Human trafficking versus human smuggling
Human trafficking is defined by the United Nations, in Article 3 of the Palermo Protocol, as follows: "Trafficking in persons shall mean the recruitment, transportation, transfer, harbouring or receipt of persons, by means of the threat or use of force or other forms of coercion, of abduction, of fraud, of deception, of abuse of power or of a position of vulnerability or of the giving or receiving of payments or benefits to achieve the consent of a person having control over another person, for the purpose of exploitation. Exploitation shall include, at a minimum, the exploitation of the prostitution of others of sexual exploitation, forced labour or services, slavery or practices similar or slavery, servitude or the removal of organs." It is important to note that trafficking can occur either within the borders of a country or across international borders.
Govender (2017) notes that human smuggling, on the other hand, is a crime involving the procurement for financial or other material benefit of illegal entry of a person into a country of which that person is not a national or a resident. Human smuggling affects almost every country globally. When it comes to smuggling, it's worth noting that migrants consent to being smuggled as they are being helped to cross a border illegally. The smuggler usually does not abuse/exploit the smuggled person and their relationship ends the moment the smuggled person reaches his/her destination. Smuggling always occurs across international borders.
The same definitions are applicable to children. The International Labour Organisation (ILO) (2007) provides a short definition of child trafficking by saying that "a child has been trafficked if s/he has been moved within a country, or across borders, whether by force or not, with the purpose of exploiting the child". In South Africa, section 4 of the Prevention and Combating of Trafficking in Persons Act 7 of 2013 explains the concept of trafficking in persons while section 18 specifically deals with the victims, which include children. The Criminal Law (Sexual Offences and Related Matters) Amendment Act 32 of 2007 deals with human trafficking in general, while the Children's Act 38 of 2005 specifically deals with trafficking in relation to a child (also see the paragraph dealing with legislation below).
How big is the problem?

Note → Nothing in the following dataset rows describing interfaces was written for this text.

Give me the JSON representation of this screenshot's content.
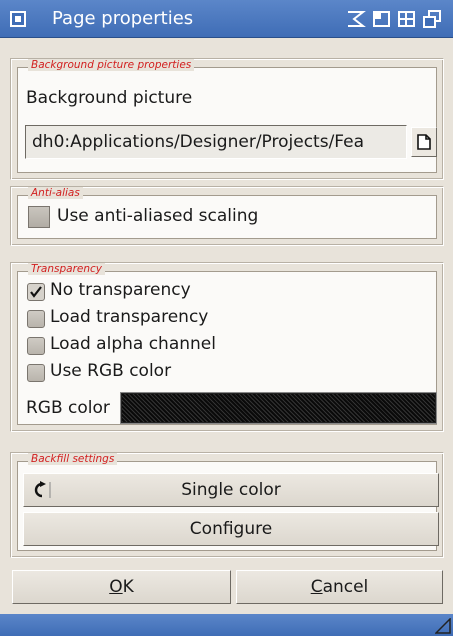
{
  "window": {
    "title": "Page properties"
  },
  "background_group": {
    "label": "Background picture properties",
    "field_label": "Background picture",
    "path_value": "dh0:Applications/Designer/Projects/Fea"
  },
  "antialias_group": {
    "label": "Anti-alias",
    "checkbox_label": "Use anti-aliased scaling",
    "checked": false
  },
  "transparency_group": {
    "label": "Transparency",
    "options": [
      {
        "label": "No transparency",
        "checked": true
      },
      {
        "label": "Load transparency",
        "checked": false
      },
      {
        "label": "Load alpha channel",
        "checked": false
      },
      {
        "label": "Use RGB color",
        "checked": false
      }
    ],
    "rgb_label": "RGB color"
  },
  "backfill_group": {
    "label": "Backfill settings",
    "cycle_value": "Single color",
    "configure_label": "Configure"
  },
  "footer": {
    "ok_rest": "K",
    "ok_key": "O",
    "cancel_key": "C",
    "cancel_rest": "ancel"
  },
  "colors": {
    "titlebar": "#4a78c0",
    "group_label": "#d22020",
    "window_bg": "#e8e3da"
  }
}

In an article published in October 2013, The Times claimed that as many as 30 000 children are trafficked in South Africa, while a similar article appeared in the Pretoria News confirming that at least 30 000 children are trafficked and prostituted annually in South Africa and that 50% of them are under the age of 14. The figure of 30 000 originates from an IOL report about "internal trafficking" in South Africa, which was published in 2008 (Wilkinson and Chiumia, 2013). According to www.thefreedomchallenge.com/just-the-facts/#profit, the average age of a modern day slave is 12 years old. During an international training session which was presented to members of the Family Violence, Child Protection and Sexual Offences (FCS) Units of the SAPS in November 2016 in Johannesburg, this average age was confirmed by Lt Chad Gremillion from the Louisiana State Police's Special Victims Unit. He confirmed that the average entry age into prostitution and pornography in South Africa is 12 years. It can be accepted that the main reason for this early age of entering into the "sex trade" is human trafficking.